> EXERCISE
Please restate the records below word for word, leaving out every picture.

Data about app and page elements

┏━━

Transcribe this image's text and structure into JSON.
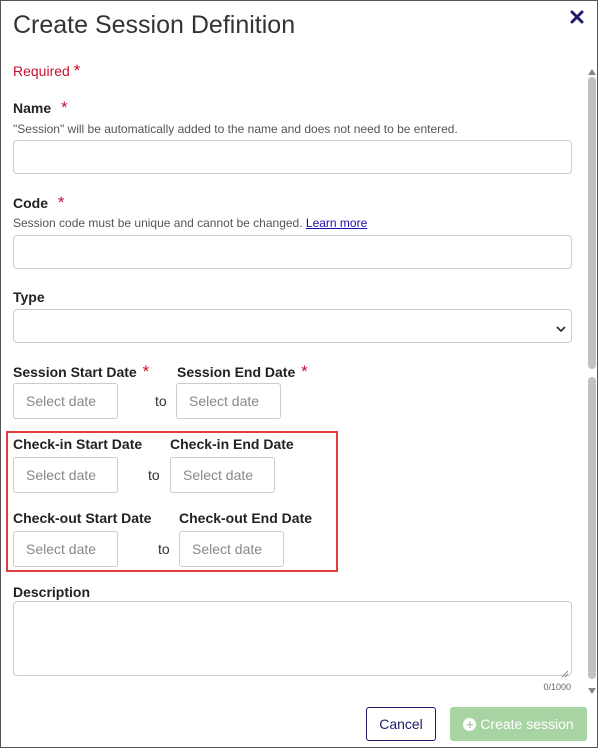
{
  "dialog": {
    "title": "Create Session Definition",
    "close_icon": "close-icon",
    "required_label": "Required"
  },
  "required_marker": "*",
  "fields": {
    "name": {
      "label": "Name",
      "hint": "\"Session\" will be automatically added to the name and does not need to be entered.",
      "value": ""
    },
    "code": {
      "label": "Code",
      "hint": "Session code must be unique and cannot be changed.",
      "learn_more": "Learn more",
      "value": ""
    },
    "type": {
      "label": "Type",
      "selected": ""
    },
    "session_start": {
      "label": "Session Start Date",
      "placeholder": "Select date"
    },
    "session_end": {
      "label": "Session End Date",
      "placeholder": "Select date"
    },
    "checkin_start": {
      "label": "Check-in Start Date",
      "placeholder": "Select date"
    },
    "checkin_end": {
      "label": "Check-in End Date",
      "placeholder": "Select date"
    },
    "checkout_start": {
      "label": "Check-out Start Date",
      "placeholder": "Select date"
    },
    "checkout_end": {
      "label": "Check-out End Date",
      "placeholder": "Select date"
    },
    "range_separator": "to",
    "description": {
      "label": "Description",
      "counter": "0/1000",
      "value": ""
    }
  },
  "footer": {
    "cancel_label": "Cancel",
    "create_label": "Create session"
  },
  "colors": {
    "required": "#c8102e",
    "highlight": "#e03e3e",
    "cancel_border": "#1e1a6b",
    "create_disabled": "#a8d4a3"
  }
}
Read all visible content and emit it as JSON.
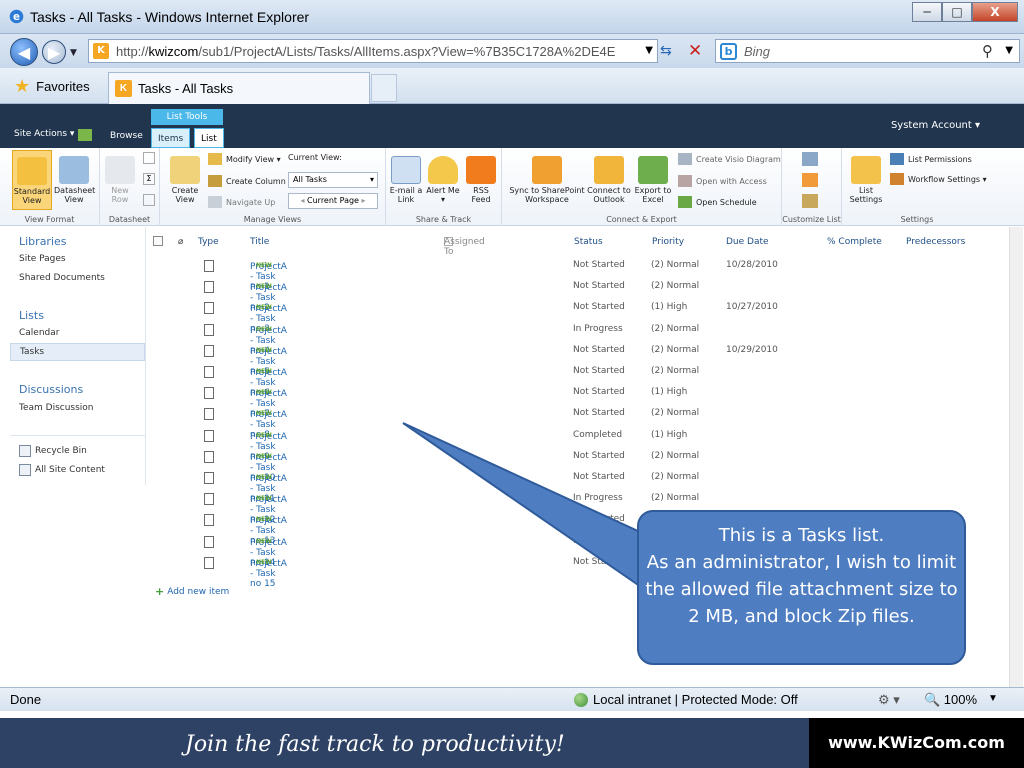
{
  "window": {
    "title": "Tasks - All Tasks - Windows Internet Explorer",
    "min_label": "─",
    "max_label": "□",
    "close_label": "X"
  },
  "address": {
    "url_prefix": "http://",
    "url_host": "kwizcom",
    "url_rest": "/sub1/ProjectA/Lists/Tasks/AllItems.aspx?View=%7B35C1728A%2DE4E0%2",
    "search_placeholder": "Bing"
  },
  "favorites": {
    "label": "Favorites",
    "tab_title": "Tasks - All Tasks"
  },
  "sp_top": {
    "list_tools": "List Tools",
    "tab_items": "Items",
    "tab_list": "List",
    "site_actions": "Site Actions ▾",
    "browse": "Browse",
    "account": "System Account ▾"
  },
  "ribbon": {
    "standard_view": "Standard View",
    "datasheet_view": "Datasheet View",
    "view_format": "View Format",
    "new_row": "New Row",
    "datasheet": "Datasheet",
    "create_view": "Create View",
    "modify_view": "Modify View ▾",
    "create_column": "Create Column",
    "navigate_up": "Navigate Up",
    "current_view_label": "Current View:",
    "current_view_value": "All Tasks",
    "current_page": "Current Page",
    "manage_views": "Manage Views",
    "email_link": "E-mail a Link",
    "alert_me": "Alert Me ▾",
    "rss_feed": "RSS Feed",
    "share_track": "Share & Track",
    "sync_sp": "Sync to SharePoint Workspace",
    "connect_outlook": "Connect to Outlook",
    "export_excel": "Export to Excel",
    "create_visio": "Create Visio Diagram",
    "open_access": "Open with Access",
    "open_schedule": "Open Schedule",
    "connect_export": "Connect & Export",
    "customize_list": "Customize List",
    "list_settings": "List Settings",
    "list_permissions": "List Permissions",
    "workflow_settings": "Workflow Settings ▾",
    "settings": "Settings"
  },
  "leftnav": {
    "libraries": "Libraries",
    "site_pages": "Site Pages",
    "shared_documents": "Shared Documents",
    "lists": "Lists",
    "calendar": "Calendar",
    "tasks": "Tasks",
    "discussions": "Discussions",
    "team_discussion": "Team Discussion",
    "recycle_bin": "Recycle Bin",
    "all_site_content": "All Site Content"
  },
  "table": {
    "headers": {
      "type": "Type",
      "title": "Title",
      "assigned_to": "Assigned To",
      "status": "Status",
      "priority": "Priority",
      "due_date": "Due Date",
      "complete": "% Complete",
      "predecessors": "Predecessors"
    },
    "new_badge": "NEW",
    "rows": [
      {
        "title": "ProjectA - Task no 1",
        "status": "Not Started",
        "priority": "(2) Normal",
        "due": "10/28/2010"
      },
      {
        "title": "ProjectA - Task no 2",
        "status": "Not Started",
        "priority": "(2) Normal",
        "due": ""
      },
      {
        "title": "ProjectA - Task no 3",
        "status": "Not Started",
        "priority": "(1) High",
        "due": "10/27/2010"
      },
      {
        "title": "ProjectA - Task no 4",
        "status": "In Progress",
        "priority": "(2) Normal",
        "due": ""
      },
      {
        "title": "ProjectA - Task no 5",
        "status": "Not Started",
        "priority": "(2) Normal",
        "due": "10/29/2010"
      },
      {
        "title": "ProjectA - Task no 6",
        "status": "Not Started",
        "priority": "(2) Normal",
        "due": ""
      },
      {
        "title": "ProjectA - Task no 7",
        "status": "Not Started",
        "priority": "(1) High",
        "due": ""
      },
      {
        "title": "ProjectA - Task no 8",
        "status": "Not Started",
        "priority": "(2) Normal",
        "due": ""
      },
      {
        "title": "ProjectA - Task no 9",
        "status": "Completed",
        "priority": "(1) High",
        "due": ""
      },
      {
        "title": "ProjectA - Task no 10",
        "status": "Not Started",
        "priority": "(2) Normal",
        "due": ""
      },
      {
        "title": "ProjectA - Task no 11",
        "status": "Not Started",
        "priority": "(2) Normal",
        "due": ""
      },
      {
        "title": "ProjectA - Task no 12",
        "status": "In Progress",
        "priority": "(2) Normal",
        "due": ""
      },
      {
        "title": "ProjectA - Task no 13",
        "status": "Not Started",
        "priority": "",
        "due": ""
      },
      {
        "title": "ProjectA - Task no 14",
        "status": "Not Started",
        "priority": "",
        "due": ""
      },
      {
        "title": "ProjectA - Task no 15",
        "status": "Not Started",
        "priority": "",
        "due": ""
      }
    ],
    "add_new_item": "Add new item"
  },
  "callout": {
    "line1": "This is a Tasks list.",
    "line2": "As an administrator, I wish to limit the allowed file attachment size to 2 MB, and block Zip files."
  },
  "status": {
    "done": "Done",
    "zone": "Local intranet | Protected Mode: Off",
    "zoom": "🔍 100%"
  },
  "footer": {
    "slogan": "Join the fast track to productivity!",
    "brand": "www.KWizCom.com"
  },
  "colors": {
    "sp_dark": "#21364e",
    "sp_accent": "#4ab8e8",
    "callout": "#4f7dc2",
    "link": "#2067b0",
    "footer": "#2d4264"
  }
}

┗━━

> REPLY
Transcribe this image's text and structure into JSON.
{
  "dialog": {
    "title": "Create Session Definition",
    "close_icon": "close-icon",
    "required_label": "Required"
  },
  "required_marker": "*",
  "fields": {
    "name": {
      "label": "Name",
      "hint": "\"Session\" will be automatically added to the name and does not need to be entered.",
      "value": ""
    },
    "code": {
      "label": "Code",
      "hint": "Session code must be unique and cannot be changed.",
      "learn_more": "Learn more",
      "value": ""
    },
    "type": {
      "label": "Type",
      "selected": ""
    },
    "session_start": {
      "label": "Session Start Date",
      "placeholder": "Select date"
    },
    "session_end": {
      "label": "Session End Date",
      "placeholder": "Select date"
    },
    "checkin_start": {
      "label": "Check-in Start Date",
      "placeholder": "Select date"
    },
    "checkin_end": {
      "label": "Check-in End Date",
      "placeholder": "Select date"
    },
    "checkout_start": {
      "label": "Check-out Start Date",
      "placeholder": "Select date"
    },
    "checkout_end": {
      "label": "Check-out End Date",
      "placeholder": "Select date"
    },
    "range_separator": "to",
    "description": {
      "label": "Description",
      "counter": "0/1000",
      "value": ""
    }
  },
  "footer": {
    "cancel_label": "Cancel",
    "create_label": "Create session"
  },
  "colors": {
    "required": "#c8102e",
    "highlight": "#e03e3e",
    "cancel_border": "#1e1a6b",
    "create_disabled": "#a8d4a3"
  }
}
Read all visible content and emit it as JSON.
{
  "window": {
    "title": "Tasks - All Tasks - Windows Internet Explorer",
    "min_label": "─",
    "max_label": "□",
    "close_label": "X"
  },
  "address": {
    "url_prefix": "http://",
    "url_host": "kwizcom",
    "url_rest": "/sub1/ProjectA/Lists/Tasks/AllItems.aspx?View=%7B35C1728A%2DE4E0%2",
    "search_placeholder": "Bing"
  },
  "favorites": {
    "label": "Favorites",
    "tab_title": "Tasks - All Tasks"
  },
  "sp_top": {
    "list_tools": "List Tools",
    "tab_items": "Items",
    "tab_list": "List",
    "site_actions": "Site Actions ▾",
    "browse": "Browse",
    "account": "System Account ▾"
  },
  "ribbon": {
    "standard_view": "Standard View",
    "datasheet_view": "Datasheet View",
    "view_format": "View Format",
    "new_row": "New Row",
    "datasheet": "Datasheet",
    "create_view": "Create View",
    "modify_view": "Modify View ▾",
    "create_column": "Create Column",
    "navigate_up": "Navigate Up",
    "current_view_label": "Current View:",
    "current_view_value": "All Tasks",
    "current_page": "Current Page",
    "manage_views": "Manage Views",
    "email_link": "E-mail a Link",
    "alert_me": "Alert Me ▾",
    "rss_feed": "RSS Feed",
    "share_track": "Share & Track",
    "sync_sp": "Sync to SharePoint Workspace",
    "connect_outlook": "Connect to Outlook",
    "export_excel": "Export to Excel",
    "create_visio": "Create Visio Diagram",
    "open_access": "Open with Access",
    "open_schedule": "Open Schedule",
    "connect_export": "Connect & Export",
    "customize_list": "Customize List",
    "list_settings": "List Settings",
    "list_permissions": "List Permissions",
    "workflow_settings": "Workflow Settings ▾",
    "settings": "Settings"
  },
  "leftnav": {
    "libraries": "Libraries",
    "site_pages": "Site Pages",
    "shared_documents": "Shared Documents",
    "lists": "Lists",
    "calendar": "Calendar",
    "tasks": "Tasks",
    "discussions": "Discussions",
    "team_discussion": "Team Discussion",
    "recycle_bin": "Recycle Bin",
    "all_site_content": "All Site Content"
  },
  "table": {
    "headers": {
      "type": "Type",
      "title": "Title",
      "assigned_to": "Assigned To",
      "status": "Status",
      "priority": "Priority",
      "due_date": "Due Date",
      "complete": "% Complete",
      "predecessors": "Predecessors"
    },
    "new_badge": "NEW",
    "rows": [
      {
        "title": "ProjectA - Task no 1",
        "status": "Not Started",
        "priority": "(2) Normal",
        "due": "10/28/2010"
      },
      {
        "title": "ProjectA - Task no 2",
        "status": "Not Started",
        "priority": "(2) Normal",
        "due": ""
      },
      {
        "title": "ProjectA - Task no 3",
        "status": "Not Started",
        "priority": "(1) High",
        "due": "10/27/2010"
      },
      {
        "title": "ProjectA - Task no 4",
        "status": "In Progress",
        "priority": "(2) Normal",
        "due": ""
      },
      {
        "title": "ProjectA - Task no 5",
        "status": "Not Started",
        "priority": "(2) Normal",
        "due": "10/29/2010"
      },
      {
        "title": "ProjectA - Task no 6",
        "status": "Not Started",
        "priority": "(2) Normal",
        "due": ""
      },
      {
        "title": "ProjectA - Task no 7",
        "status": "Not Started",
        "priority": "(1) High",
        "due": ""
      },
      {
        "title": "ProjectA - Task no 8",
        "status": "Not Started",
        "priority": "(2) Normal",
        "due": ""
      },
      {
        "title": "ProjectA - Task no 9",
        "status": "Completed",
        "priority": "(1) High",
        "due": ""
      },
      {
        "title": "ProjectA - Task no 10",
        "status": "Not Started",
        "priority": "(2) Normal",
        "due": ""
      },
      {
        "title": "ProjectA - Task no 11",
        "status": "Not Started",
        "priority": "(2) Normal",
        "due": ""
      },
      {
        "title": "ProjectA - Task no 12",
        "status": "In Progress",
        "priority": "(2) Normal",
        "due": ""
      },
      {
        "title": "ProjectA - Task no 13",
        "status": "Not Started",
        "priority": "",
        "due": ""
      },
      {
        "title": "ProjectA - Task no 14",
        "status": "Not Started",
        "priority": "",
        "due": ""
      },
      {
        "title": "ProjectA - Task no 15",
        "status": "Not Started",
        "priority": "",
        "due": ""
      }
    ],
    "add_new_item": "Add new item"
  },
  "callout": {
    "line1": "This is a Tasks list.",
    "line2": "As an administrator, I wish to limit the allowed file attachment size to 2 MB, and block Zip files."
  },
  "status": {
    "done": "Done",
    "zone": "Local intranet | Protected Mode: Off",
    "zoom": "🔍 100%"
  },
  "footer": {
    "slogan": "Join the fast track to productivity!",
    "brand": "www.KWizCom.com"
  },
  "colors": {
    "sp_dark": "#21364e",
    "sp_accent": "#4ab8e8",
    "callout": "#4f7dc2",
    "link": "#2067b0",
    "footer": "#2d4264"
  }
}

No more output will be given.